Every line of the material that includes the word "Public" is to be shown.

▼

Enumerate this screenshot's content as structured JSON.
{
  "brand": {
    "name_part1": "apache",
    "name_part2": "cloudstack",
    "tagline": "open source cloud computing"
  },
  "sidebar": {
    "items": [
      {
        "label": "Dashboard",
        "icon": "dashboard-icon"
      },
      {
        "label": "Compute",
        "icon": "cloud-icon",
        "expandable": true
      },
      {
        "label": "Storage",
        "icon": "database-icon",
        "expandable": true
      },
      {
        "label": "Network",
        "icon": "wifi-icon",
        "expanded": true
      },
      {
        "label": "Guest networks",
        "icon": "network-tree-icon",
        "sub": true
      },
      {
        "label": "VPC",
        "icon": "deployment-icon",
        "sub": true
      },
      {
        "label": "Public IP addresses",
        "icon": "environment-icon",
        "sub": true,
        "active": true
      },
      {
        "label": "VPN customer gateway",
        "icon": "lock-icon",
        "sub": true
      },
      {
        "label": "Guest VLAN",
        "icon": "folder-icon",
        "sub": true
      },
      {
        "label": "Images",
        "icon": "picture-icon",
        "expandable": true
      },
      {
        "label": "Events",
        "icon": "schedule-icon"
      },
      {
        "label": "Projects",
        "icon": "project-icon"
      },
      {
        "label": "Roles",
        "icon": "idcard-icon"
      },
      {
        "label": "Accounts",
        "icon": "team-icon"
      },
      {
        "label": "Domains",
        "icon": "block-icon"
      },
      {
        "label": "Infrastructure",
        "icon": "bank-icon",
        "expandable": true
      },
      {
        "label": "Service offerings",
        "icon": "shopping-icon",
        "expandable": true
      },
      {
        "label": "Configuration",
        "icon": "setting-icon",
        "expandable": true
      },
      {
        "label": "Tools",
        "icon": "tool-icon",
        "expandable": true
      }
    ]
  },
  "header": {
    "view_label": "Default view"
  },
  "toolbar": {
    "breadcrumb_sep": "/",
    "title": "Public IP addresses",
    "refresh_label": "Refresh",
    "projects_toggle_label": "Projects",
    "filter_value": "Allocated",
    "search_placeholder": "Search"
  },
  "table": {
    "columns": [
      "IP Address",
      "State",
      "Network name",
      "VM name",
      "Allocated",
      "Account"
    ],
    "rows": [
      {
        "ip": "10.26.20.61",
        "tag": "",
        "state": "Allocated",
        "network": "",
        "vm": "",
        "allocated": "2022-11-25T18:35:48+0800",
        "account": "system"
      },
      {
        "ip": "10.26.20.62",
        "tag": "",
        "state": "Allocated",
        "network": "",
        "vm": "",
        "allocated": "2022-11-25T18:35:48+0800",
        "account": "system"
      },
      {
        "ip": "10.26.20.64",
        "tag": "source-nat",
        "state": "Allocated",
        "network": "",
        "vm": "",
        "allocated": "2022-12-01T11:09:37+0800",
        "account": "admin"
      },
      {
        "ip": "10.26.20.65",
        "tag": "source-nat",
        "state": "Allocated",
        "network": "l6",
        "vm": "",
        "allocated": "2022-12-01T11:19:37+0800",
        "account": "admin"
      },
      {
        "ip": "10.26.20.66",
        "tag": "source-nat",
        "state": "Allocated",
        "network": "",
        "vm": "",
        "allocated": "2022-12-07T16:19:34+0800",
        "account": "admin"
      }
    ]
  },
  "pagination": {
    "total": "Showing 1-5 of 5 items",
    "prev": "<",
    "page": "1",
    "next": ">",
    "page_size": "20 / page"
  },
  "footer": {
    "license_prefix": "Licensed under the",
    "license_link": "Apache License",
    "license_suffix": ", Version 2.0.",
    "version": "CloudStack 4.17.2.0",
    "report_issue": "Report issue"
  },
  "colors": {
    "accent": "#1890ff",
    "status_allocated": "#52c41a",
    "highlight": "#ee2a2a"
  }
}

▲

### Final answer:
        "label": "Public IP addresses",
    "title": "Public IP addresses",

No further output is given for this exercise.